## [ENTRIES SUPPLIED]
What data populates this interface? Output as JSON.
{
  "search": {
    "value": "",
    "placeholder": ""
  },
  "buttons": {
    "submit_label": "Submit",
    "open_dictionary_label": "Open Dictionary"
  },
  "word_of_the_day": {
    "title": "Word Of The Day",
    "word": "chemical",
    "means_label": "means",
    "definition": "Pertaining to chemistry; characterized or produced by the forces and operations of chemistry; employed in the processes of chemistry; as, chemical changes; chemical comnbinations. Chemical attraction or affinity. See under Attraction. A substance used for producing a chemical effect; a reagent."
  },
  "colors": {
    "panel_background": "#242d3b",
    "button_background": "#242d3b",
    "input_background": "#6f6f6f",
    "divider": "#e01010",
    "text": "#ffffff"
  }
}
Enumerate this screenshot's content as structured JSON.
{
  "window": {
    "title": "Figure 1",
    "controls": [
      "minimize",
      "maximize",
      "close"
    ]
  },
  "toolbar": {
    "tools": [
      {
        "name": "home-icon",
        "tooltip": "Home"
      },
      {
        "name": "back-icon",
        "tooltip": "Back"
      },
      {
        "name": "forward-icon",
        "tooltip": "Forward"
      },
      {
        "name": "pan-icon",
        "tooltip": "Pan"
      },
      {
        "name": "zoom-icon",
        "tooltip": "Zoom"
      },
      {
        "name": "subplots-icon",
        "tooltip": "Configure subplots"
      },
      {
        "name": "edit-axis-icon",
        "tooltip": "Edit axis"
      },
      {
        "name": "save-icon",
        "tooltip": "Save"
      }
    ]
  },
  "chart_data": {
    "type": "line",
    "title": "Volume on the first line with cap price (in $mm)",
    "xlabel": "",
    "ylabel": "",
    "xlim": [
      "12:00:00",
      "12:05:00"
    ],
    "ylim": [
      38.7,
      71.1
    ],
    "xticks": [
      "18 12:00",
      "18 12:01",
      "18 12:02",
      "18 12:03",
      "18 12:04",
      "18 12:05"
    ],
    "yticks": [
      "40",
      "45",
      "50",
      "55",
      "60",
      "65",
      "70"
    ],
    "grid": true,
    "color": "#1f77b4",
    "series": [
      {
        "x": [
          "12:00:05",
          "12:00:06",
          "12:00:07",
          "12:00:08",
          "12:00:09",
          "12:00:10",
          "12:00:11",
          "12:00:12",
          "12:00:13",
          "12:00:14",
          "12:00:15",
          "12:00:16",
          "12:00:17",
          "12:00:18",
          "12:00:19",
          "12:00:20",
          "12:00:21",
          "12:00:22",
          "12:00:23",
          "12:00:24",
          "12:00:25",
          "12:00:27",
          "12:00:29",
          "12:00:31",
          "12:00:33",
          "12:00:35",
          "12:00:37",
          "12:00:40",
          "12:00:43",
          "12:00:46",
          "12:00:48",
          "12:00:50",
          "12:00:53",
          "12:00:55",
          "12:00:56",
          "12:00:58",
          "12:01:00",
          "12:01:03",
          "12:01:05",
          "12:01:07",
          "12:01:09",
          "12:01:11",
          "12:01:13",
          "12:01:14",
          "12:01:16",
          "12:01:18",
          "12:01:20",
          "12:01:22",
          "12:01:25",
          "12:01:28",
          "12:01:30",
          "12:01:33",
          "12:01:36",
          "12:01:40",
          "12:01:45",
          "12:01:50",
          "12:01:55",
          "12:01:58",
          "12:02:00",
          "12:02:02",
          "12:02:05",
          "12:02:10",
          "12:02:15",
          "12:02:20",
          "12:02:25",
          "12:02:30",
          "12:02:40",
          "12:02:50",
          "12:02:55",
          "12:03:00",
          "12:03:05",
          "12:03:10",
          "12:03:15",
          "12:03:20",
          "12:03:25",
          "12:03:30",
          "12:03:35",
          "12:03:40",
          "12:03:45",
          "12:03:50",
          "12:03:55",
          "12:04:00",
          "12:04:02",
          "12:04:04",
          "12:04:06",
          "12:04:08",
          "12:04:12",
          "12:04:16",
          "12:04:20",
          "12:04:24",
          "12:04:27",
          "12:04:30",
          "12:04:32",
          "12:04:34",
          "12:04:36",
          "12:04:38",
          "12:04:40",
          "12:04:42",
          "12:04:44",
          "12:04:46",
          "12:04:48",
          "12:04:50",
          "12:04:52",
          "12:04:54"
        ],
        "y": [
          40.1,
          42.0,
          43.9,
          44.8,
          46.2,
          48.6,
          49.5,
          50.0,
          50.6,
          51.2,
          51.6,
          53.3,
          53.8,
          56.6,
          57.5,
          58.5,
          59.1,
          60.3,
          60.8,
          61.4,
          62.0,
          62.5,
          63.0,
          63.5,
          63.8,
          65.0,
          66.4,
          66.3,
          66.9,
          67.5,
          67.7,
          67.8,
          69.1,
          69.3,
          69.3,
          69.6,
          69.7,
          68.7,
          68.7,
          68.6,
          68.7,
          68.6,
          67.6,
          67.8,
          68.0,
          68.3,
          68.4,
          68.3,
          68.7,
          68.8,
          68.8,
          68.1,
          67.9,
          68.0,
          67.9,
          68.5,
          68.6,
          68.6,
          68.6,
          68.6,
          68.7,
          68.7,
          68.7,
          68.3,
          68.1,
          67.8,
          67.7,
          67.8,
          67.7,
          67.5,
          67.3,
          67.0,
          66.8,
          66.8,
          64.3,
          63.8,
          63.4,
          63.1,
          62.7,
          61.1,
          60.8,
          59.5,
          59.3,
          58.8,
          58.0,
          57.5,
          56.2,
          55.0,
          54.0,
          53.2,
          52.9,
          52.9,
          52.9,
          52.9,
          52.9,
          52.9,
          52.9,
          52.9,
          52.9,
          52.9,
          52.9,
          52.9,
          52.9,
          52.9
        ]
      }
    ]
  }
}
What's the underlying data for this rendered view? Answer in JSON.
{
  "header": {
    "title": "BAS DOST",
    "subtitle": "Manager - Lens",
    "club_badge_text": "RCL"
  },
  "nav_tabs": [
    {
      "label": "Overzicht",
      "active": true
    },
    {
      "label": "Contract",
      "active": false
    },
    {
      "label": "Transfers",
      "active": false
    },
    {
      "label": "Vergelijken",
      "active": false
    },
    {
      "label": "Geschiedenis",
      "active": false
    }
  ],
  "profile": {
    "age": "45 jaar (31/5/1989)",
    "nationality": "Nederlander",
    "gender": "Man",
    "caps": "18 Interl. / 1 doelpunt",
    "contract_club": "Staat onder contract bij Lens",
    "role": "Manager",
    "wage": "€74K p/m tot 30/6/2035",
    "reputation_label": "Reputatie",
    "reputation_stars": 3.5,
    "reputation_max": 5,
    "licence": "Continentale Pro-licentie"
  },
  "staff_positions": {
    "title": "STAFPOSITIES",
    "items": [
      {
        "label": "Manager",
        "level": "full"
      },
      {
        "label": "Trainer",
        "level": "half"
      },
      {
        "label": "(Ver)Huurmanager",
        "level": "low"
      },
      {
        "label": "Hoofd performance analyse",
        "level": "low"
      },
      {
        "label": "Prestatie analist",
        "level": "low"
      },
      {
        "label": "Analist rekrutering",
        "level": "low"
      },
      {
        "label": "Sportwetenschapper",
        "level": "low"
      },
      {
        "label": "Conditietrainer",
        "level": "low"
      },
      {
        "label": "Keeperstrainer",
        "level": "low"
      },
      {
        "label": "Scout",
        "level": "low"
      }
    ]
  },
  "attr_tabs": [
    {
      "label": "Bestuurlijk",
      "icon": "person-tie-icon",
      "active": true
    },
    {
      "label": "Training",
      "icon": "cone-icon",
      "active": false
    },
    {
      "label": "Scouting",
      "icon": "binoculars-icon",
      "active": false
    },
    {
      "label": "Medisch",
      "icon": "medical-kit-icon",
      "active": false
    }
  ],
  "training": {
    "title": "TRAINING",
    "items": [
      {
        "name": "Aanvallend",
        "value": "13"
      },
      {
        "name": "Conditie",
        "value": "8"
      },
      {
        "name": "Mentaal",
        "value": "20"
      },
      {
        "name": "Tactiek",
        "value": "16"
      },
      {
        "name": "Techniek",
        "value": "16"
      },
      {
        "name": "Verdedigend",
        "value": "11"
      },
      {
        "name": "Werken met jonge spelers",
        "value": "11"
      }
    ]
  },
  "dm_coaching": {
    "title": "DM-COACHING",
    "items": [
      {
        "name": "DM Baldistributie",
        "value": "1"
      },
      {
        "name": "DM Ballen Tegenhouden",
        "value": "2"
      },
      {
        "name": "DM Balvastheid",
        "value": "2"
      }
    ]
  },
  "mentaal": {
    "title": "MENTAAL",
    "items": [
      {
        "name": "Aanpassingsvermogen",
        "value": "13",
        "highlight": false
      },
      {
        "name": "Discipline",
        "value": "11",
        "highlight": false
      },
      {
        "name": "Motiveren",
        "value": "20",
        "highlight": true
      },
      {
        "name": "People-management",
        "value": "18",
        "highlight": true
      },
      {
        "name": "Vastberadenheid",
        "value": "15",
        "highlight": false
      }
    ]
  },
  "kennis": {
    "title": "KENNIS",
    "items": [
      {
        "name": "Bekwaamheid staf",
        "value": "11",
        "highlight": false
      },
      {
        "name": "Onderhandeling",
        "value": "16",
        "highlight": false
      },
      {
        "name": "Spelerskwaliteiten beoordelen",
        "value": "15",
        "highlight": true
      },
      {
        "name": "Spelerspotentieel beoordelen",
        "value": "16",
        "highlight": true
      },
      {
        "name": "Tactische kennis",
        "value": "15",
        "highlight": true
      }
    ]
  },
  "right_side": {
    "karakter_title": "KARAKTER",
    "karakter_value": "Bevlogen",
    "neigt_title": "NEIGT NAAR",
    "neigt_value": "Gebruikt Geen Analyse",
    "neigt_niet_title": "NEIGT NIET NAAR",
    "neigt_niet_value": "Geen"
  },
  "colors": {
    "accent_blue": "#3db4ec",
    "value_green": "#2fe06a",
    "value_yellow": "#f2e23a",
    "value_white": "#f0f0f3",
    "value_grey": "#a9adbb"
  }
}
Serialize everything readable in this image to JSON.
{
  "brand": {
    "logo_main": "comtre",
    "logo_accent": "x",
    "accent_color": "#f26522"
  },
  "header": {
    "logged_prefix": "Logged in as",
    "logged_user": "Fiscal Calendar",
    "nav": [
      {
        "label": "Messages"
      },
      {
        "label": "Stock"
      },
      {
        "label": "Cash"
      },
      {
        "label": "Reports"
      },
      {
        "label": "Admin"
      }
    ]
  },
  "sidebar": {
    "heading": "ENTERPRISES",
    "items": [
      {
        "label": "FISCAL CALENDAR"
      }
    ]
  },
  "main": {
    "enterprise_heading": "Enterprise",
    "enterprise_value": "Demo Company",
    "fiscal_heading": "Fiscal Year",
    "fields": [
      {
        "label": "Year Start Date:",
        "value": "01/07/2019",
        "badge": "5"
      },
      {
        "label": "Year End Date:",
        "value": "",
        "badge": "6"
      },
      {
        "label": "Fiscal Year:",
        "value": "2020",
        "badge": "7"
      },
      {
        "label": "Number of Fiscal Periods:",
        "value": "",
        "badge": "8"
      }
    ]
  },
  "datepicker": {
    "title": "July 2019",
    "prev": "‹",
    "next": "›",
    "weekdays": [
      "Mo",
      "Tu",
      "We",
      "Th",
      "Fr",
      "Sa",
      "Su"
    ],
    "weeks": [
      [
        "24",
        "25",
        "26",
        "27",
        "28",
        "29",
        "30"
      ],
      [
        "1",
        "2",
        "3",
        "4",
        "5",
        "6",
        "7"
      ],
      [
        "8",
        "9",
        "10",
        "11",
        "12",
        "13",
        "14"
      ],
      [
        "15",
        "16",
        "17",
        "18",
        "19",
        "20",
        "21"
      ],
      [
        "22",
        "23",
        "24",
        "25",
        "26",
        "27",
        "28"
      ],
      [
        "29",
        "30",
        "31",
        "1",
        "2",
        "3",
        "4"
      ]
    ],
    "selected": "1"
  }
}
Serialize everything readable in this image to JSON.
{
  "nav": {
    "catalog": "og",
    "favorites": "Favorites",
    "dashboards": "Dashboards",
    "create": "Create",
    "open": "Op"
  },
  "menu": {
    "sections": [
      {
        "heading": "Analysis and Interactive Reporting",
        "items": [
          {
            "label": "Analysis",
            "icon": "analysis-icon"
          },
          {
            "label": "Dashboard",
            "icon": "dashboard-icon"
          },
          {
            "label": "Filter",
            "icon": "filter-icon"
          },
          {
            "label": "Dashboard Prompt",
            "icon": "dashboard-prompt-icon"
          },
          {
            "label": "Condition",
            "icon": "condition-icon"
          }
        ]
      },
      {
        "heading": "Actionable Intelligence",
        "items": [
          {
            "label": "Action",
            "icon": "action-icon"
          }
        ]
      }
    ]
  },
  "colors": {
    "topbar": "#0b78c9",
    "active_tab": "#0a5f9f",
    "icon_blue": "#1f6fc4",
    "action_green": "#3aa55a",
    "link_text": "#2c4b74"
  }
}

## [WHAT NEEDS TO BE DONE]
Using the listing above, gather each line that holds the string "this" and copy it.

## [EXERCISE ANSWER]
What data populates this interface? Output as JSON.
Enumerate this screenshot's content as structured JSON.
What's the underlying data for this rendered view? Answer in JSON.
Serialize everything readable in this image to JSON.
Serialize everything readable in this image to JSON.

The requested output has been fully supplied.